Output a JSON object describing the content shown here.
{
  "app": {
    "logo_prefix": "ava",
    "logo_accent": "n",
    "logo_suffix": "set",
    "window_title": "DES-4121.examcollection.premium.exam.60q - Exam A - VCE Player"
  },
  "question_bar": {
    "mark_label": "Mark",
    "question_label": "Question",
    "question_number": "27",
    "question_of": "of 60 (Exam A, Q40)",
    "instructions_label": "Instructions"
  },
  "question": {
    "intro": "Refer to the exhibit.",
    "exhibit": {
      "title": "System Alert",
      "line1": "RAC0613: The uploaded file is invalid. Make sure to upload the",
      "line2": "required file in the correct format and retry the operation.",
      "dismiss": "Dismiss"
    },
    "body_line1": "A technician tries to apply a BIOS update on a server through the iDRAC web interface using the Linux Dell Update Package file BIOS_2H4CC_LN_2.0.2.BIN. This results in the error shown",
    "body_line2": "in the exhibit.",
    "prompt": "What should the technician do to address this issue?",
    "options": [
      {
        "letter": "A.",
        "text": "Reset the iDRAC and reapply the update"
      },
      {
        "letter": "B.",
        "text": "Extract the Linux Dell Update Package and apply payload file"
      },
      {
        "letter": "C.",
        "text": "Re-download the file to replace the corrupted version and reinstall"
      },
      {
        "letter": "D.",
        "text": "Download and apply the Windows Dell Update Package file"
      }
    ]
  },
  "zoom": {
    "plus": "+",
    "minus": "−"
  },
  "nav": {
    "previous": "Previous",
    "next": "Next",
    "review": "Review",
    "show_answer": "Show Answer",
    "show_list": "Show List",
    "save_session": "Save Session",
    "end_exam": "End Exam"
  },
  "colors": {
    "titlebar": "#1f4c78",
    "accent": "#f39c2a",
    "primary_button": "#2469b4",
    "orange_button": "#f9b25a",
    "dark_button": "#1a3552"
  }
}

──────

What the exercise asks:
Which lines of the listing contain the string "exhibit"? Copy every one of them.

Response to this exercise:
    "intro": "Refer to the exhibit.",
    "exhibit": {
    "body_line2": "in the exhibit.",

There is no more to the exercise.